WORK ORDER: Reproduce the following entries verbatim, each one complete.

PROVIDED INFORMATION:
■ ■ ■ ■
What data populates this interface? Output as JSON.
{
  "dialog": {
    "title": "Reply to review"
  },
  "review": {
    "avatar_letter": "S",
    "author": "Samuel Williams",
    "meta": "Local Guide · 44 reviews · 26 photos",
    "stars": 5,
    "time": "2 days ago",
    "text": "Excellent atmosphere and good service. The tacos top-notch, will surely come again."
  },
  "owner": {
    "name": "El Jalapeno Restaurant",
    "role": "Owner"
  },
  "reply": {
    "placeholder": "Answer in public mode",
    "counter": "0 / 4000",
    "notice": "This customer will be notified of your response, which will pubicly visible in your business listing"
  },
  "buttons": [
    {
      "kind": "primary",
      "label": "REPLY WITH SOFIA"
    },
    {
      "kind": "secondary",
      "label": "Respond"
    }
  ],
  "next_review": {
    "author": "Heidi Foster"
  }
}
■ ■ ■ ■
TASK SOLUTION:
What data populates this interface? Output as JSON.
{
  "dialog": {
    "title": "Reply to review"
  },
  "review": {
    "avatar_letter": "S",
    "author": "Samuel Williams",
    "meta": "Local Guide · 44 reviews · 26 photos",
    "stars": 5,
    "time": "2 days ago",
    "text": "Excellent atmosphere and good service. The tacos top-notch, will surely come again."
  },
  "owner": {
    "name": "El Jalapeno Restaurant",
    "role": "Owner"
  },
  "reply": {
    "placeholder": "Answer in public mode",
    "counter": "0 / 4000",
    "notice": "This customer will be notified of your response, which will pubicly visible in your business listing"
  },
  "buttons": [
    {
      "kind": "primary",
      "label": "REPLY WITH SOFIA"
    },
    {
      "kind": "secondary",
      "label": "Respond"
    }
  ],
  "next_review": {
    "author": "Heidi Foster"
  }
}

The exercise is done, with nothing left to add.